- Because presumably it controls for one of the biggest biases, which would be socioeconomic, presumably all of those people have saunas or access to saunas — if it hadn’t tried to extract that piece of information, you’d have probably one of the biggest confounders possible in this study.
- It’s still not randomized — therefore it’s going to be subject to limitations.
Details about sauna use:
- Type of sauna: It was dry sauna (i.e., not infrared sauna).
- Temperature: Avg. temperature was 170 degrees Fahrenheit / 78.9 degrees Celsius.
- A big range, 2 minutes to 90 minutes.
- duration per session was 14.2 minutes.
- Group 1 (Reference Group): At least 1 time per week.
- Group 2: 2-3 times per week.
- Group 3: 4-7 times per week.
Results: The following are the results comparing the Reference Group (at least once per week) to Group 3 (4-7 sessions per week):
- All-cause mortality: 40% lower relative risk and 18% lower absolute risk (after 21 years, the Reference Group had 49.1% mortality and Group 3 had 30.8% mortality).
- Fatal cardiovascular disease: 50% lower relative risk (hazard ratio of 0.5), and 10% lower absolute risk for Group 3.
- Sudden cardiac death: 63% lower relative risk, and 5% lower absolute risk for Group 3.
- Fatal coronary heart disease: 48% lower relative risk, and 6% lower absolute risk for Group 3.
- Stroke: 62% lower relative risk, and about an 8% lower absolute risk for Group 3.
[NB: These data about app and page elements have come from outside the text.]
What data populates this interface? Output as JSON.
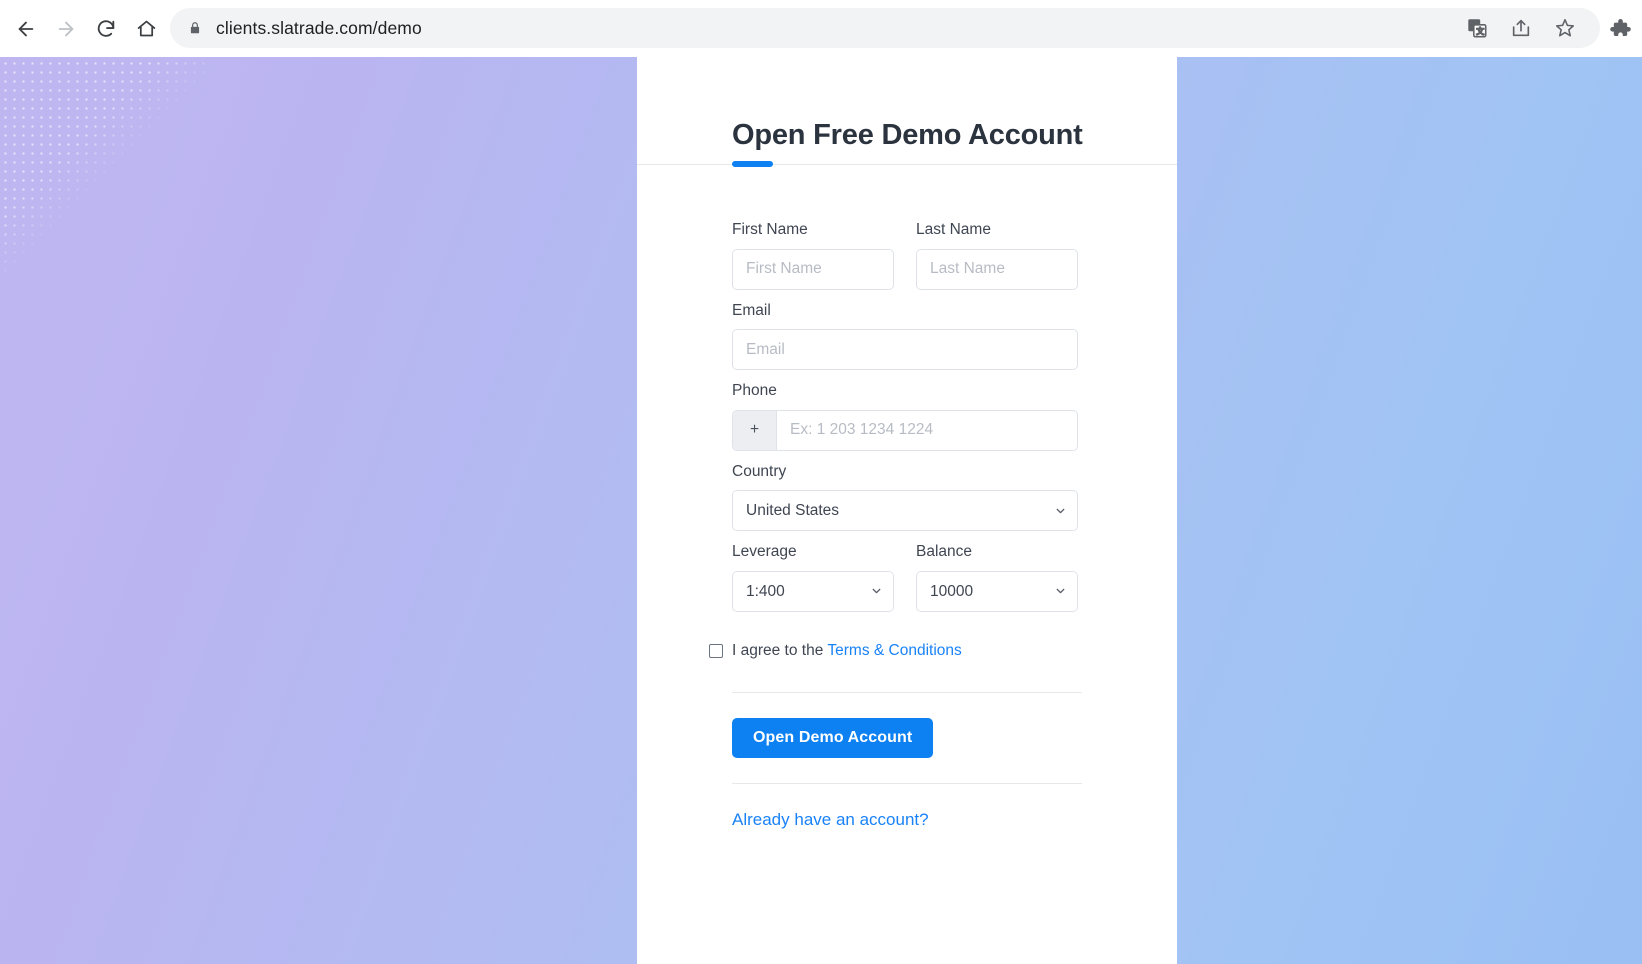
{
  "browser": {
    "url": "clients.slatrade.com/demo",
    "nav": {
      "back": "back-arrow",
      "forward": "forward-arrow",
      "reload": "reload",
      "home": "home"
    },
    "omnibox_icons": [
      "lock-icon",
      "translate-icon",
      "share-icon",
      "bookmark-star-icon"
    ],
    "extensions_icon": "puzzle-piece-icon"
  },
  "card": {
    "title": "Open Free Demo Account",
    "accent_color": "#0d80f2"
  },
  "form": {
    "first_name": {
      "label": "First Name",
      "placeholder": "First Name",
      "value": ""
    },
    "last_name": {
      "label": "Last Name",
      "placeholder": "Last Name",
      "value": ""
    },
    "email": {
      "label": "Email",
      "placeholder": "Email",
      "value": ""
    },
    "phone": {
      "label": "Phone",
      "prefix": "+",
      "placeholder": "Ex: 1 203 1234 1224",
      "value": ""
    },
    "country": {
      "label": "Country",
      "value": "United States",
      "options": [
        "United States"
      ]
    },
    "leverage": {
      "label": "Leverage",
      "value": "1:400",
      "options": [
        "1:400"
      ]
    },
    "balance": {
      "label": "Balance",
      "value": "10000",
      "options": [
        "10000"
      ]
    },
    "terms": {
      "text": "I agree to the ",
      "link": "Terms & Conditions",
      "checked": false
    },
    "submit_label": "Open Demo Account",
    "login_link": "Already have an account?"
  },
  "colors": {
    "brand_blue": "#0d80f2",
    "link_blue": "#1a82f7",
    "bg_gradient_start": "#b9aff0",
    "bg_gradient_end": "#8fb9f2"
  }
}
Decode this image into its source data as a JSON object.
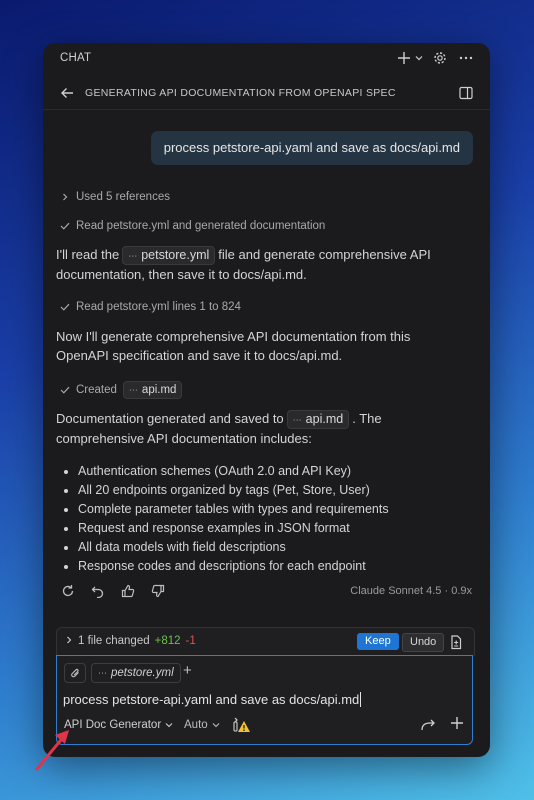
{
  "window": {
    "title": "CHAT"
  },
  "header": {
    "title": "GENERATING API DOCUMENTATION FROM OPENAPI SPEC"
  },
  "user_message": "process petstore-api.yaml and save as docs/api.md",
  "steps": {
    "references": "Used 5 references",
    "read_generated": "Read petstore.yml and generated documentation",
    "read_lines": "Read petstore.yml lines 1 to 824",
    "created_prefix": "Created",
    "created_file": "api.md"
  },
  "para1": {
    "before": "I'll read the",
    "file": "petstore.yml",
    "after": "file and generate comprehensive API documentation, then save it to docs/api.md."
  },
  "para2": "Now I'll generate comprehensive API documentation from this OpenAPI specification and save it to docs/api.md.",
  "para3": {
    "before": "Documentation generated and saved to",
    "file": "api.md",
    "after": ". The comprehensive API documentation includes:"
  },
  "bullets": [
    "Authentication schemes (OAuth 2.0 and API Key)",
    "All 20 endpoints organized by tags (Pet, Store, User)",
    "Complete parameter tables with types and requirements",
    "Request and response examples in JSON format",
    "All data models with field descriptions",
    "Response codes and descriptions for each endpoint"
  ],
  "model_info": "Claude Sonnet 4.5 · 0.9x",
  "changes": {
    "summary": "1 file changed",
    "added": "+812",
    "removed": "-1",
    "keep_label": "Keep",
    "undo_label": "Undo"
  },
  "input": {
    "context_file": "petstore.yml",
    "text": "process petstore-api.yaml and save as docs/api.md",
    "agent": "API Doc Generator",
    "model": "Auto"
  },
  "colors": {
    "accent": "#1e75d4",
    "added": "#6cc04a",
    "removed": "#e05050",
    "annotation_arrow": "#e0344a"
  }
}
- Alzheimer’s disease: 65% lower relative risk, and about a 3% lower absolute risk for Group 3.
Key takeaways related to the Finland sauna cohort:
- What conferred the most benefit?
- At least 20 minute duration per session
- At least 172 to 174 degrees Fahrenheit / 80 degrees Celsius
- And at least 4 times a week
- In all-cause mortality: An 18% absolute risk reduction — “I’m not aware of a single [positive] intervention that leads to an 18% absolute reduction in all-cause mortality.”
- For MACE (major adverse cardiac event): 6-7% absolute risk reduction over 20 years.
- Risk profile of patients: Important to note that these are NOT really high-risk people, increasing the impressiveness of the numbers.
- Stroke reduction: 8% absolute risk reduction.
- Alzheimer’s disease reduction: 3% absolute risk reduction. Note: given avg. starting age was 53 and followed for 21 years makes them 74—which means this is probably undercounting what the potential is for Alzheimer’s risk reduction—so as this cohort gets older you could see more data related to Alzheimer’s disease.
Here's the bottom line for me: I thought a sauna was just kind of a self-indulgent semi silly activity. Instead, after a couple of years now, I found that for me it seemed to confer health benefits beyond what I expected. Then along comes Peter Attia MD who summarizes the scientific literature and WHOA. Great energy creation.
Our home sauna is made by Almost Heaven and is a four person sauna which we use for 1 or 2 . When I called the company to order one, they said I could save money by ordering from Costco instead, which I did. I think a couple of years ago it cost in the $3000 range, plus two days of labor to assemble it and attach the 220 V electrical.